INFORMATION SHOWN START

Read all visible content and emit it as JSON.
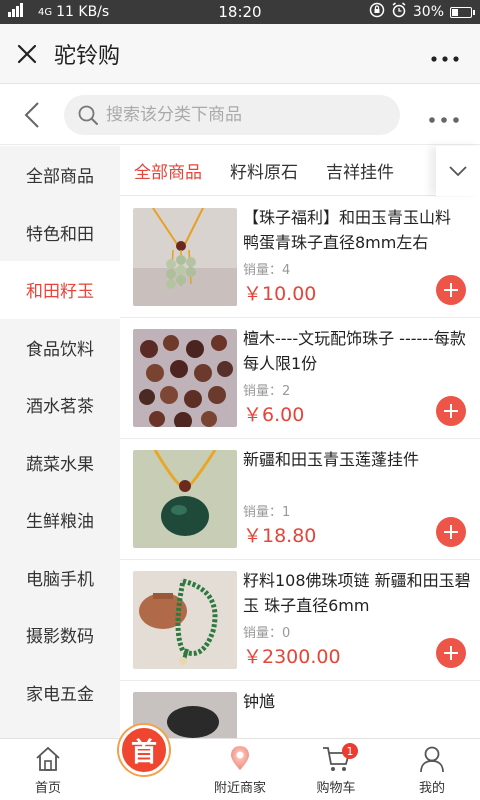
{
  "status_bar": {
    "network": "11 KB/s",
    "signal_label": "4G",
    "time": "18:20",
    "battery": "30%",
    "battery_level": 0.3
  },
  "app_bar": {
    "title": "驼铃购",
    "close_icon": "close-icon",
    "more_icon": "more-icon"
  },
  "search": {
    "placeholder": "搜索该分类下商品"
  },
  "sidebar": {
    "items": [
      {
        "label": "全部商品",
        "active": false
      },
      {
        "label": "特色和田",
        "active": false
      },
      {
        "label": "和田籽玉",
        "active": true
      },
      {
        "label": "食品饮料",
        "active": false
      },
      {
        "label": "酒水茗茶",
        "active": false
      },
      {
        "label": "蔬菜水果",
        "active": false
      },
      {
        "label": "生鲜粮油",
        "active": false
      },
      {
        "label": "电脑手机",
        "active": false
      },
      {
        "label": "摄影数码",
        "active": false
      },
      {
        "label": "家电五金",
        "active": false
      }
    ]
  },
  "tabs": {
    "items": [
      {
        "label": "全部商品",
        "active": true
      },
      {
        "label": "籽料原石",
        "active": false
      },
      {
        "label": "吉祥挂件",
        "active": false
      }
    ]
  },
  "products": {
    "sales_label": "销量：",
    "items": [
      {
        "name": "【珠子福利】和田玉青玉山料 鸭蛋青珠子直径8mm左右",
        "sales": "4",
        "price": "￥10.00",
        "image": "jade-bead-pendant"
      },
      {
        "name": "檀木----文玩配饰珠子 ------每款每人限1份",
        "sales": "2",
        "price": "￥6.00",
        "image": "wooden-beads"
      },
      {
        "name": "新疆和田玉青玉莲蓬挂件",
        "sales": "1",
        "price": "￥18.80",
        "image": "green-jade-pendant"
      },
      {
        "name": "籽料108佛珠项链 新疆和田玉碧玉 珠子直径6mm",
        "sales": "0",
        "price": "￥2300.00",
        "image": "jade-bead-necklace"
      },
      {
        "name": "钟馗",
        "sales": "",
        "price": "",
        "image": "carving"
      }
    ]
  },
  "bottom_nav": {
    "items": [
      {
        "label": "首页"
      },
      {
        "label": "",
        "badge_text": "首"
      },
      {
        "label": "附近商家"
      },
      {
        "label": "购物车",
        "badge": "1"
      },
      {
        "label": "我的"
      }
    ]
  },
  "colors": {
    "accent": "#e5453a",
    "status_bar": "#3a3a3a"
  }
}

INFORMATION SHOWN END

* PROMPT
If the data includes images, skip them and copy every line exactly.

* COMPLETED TASK
Read all visible content and emit it as JSON.
{
  "status_bar": {
    "network": "11 KB/s",
    "signal_label": "4G",
    "time": "18:20",
    "battery": "30%",
    "battery_level": 0.3
  },
  "app_bar": {
    "title": "驼铃购",
    "close_icon": "close-icon",
    "more_icon": "more-icon"
  },
  "search": {
    "placeholder": "搜索该分类下商品"
  },
  "sidebar": {
    "items": [
      {
        "label": "全部商品",
        "active": false
      },
      {
        "label": "特色和田",
        "active": false
      },
      {
        "label": "和田籽玉",
        "active": true
      },
      {
        "label": "食品饮料",
        "active": false
      },
      {
        "label": "酒水茗茶",
        "active": false
      },
      {
        "label": "蔬菜水果",
        "active": false
      },
      {
        "label": "生鲜粮油",
        "active": false
      },
      {
        "label": "电脑手机",
        "active": false
      },
      {
        "label": "摄影数码",
        "active": false
      },
      {
        "label": "家电五金",
        "active": false
      }
    ]
  },
  "tabs": {
    "items": [
      {
        "label": "全部商品",
        "active": true
      },
      {
        "label": "籽料原石",
        "active": false
      },
      {
        "label": "吉祥挂件",
        "active": false
      }
    ]
  },
  "products": {
    "sales_label": "销量：",
    "items": [
      {
        "name": "【珠子福利】和田玉青玉山料 鸭蛋青珠子直径8mm左右",
        "sales": "4",
        "price": "￥10.00",
        "image": "jade-bead-pendant"
      },
      {
        "name": "檀木----文玩配饰珠子 ------每款每人限1份",
        "sales": "2",
        "price": "￥6.00",
        "image": "wooden-beads"
      },
      {
        "name": "新疆和田玉青玉莲蓬挂件",
        "sales": "1",
        "price": "￥18.80",
        "image": "green-jade-pendant"
      },
      {
        "name": "籽料108佛珠项链 新疆和田玉碧玉 珠子直径6mm",
        "sales": "0",
        "price": "￥2300.00",
        "image": "jade-bead-necklace"
      },
      {
        "name": "钟馗",
        "sales": "",
        "price": "",
        "image": "carving"
      }
    ]
  },
  "bottom_nav": {
    "items": [
      {
        "label": "首页"
      },
      {
        "label": "",
        "badge_text": "首"
      },
      {
        "label": "附近商家"
      },
      {
        "label": "购物车",
        "badge": "1"
      },
      {
        "label": "我的"
      }
    ]
  },
  "colors": {
    "accent": "#e5453a",
    "status_bar": "#3a3a3a"
  }
}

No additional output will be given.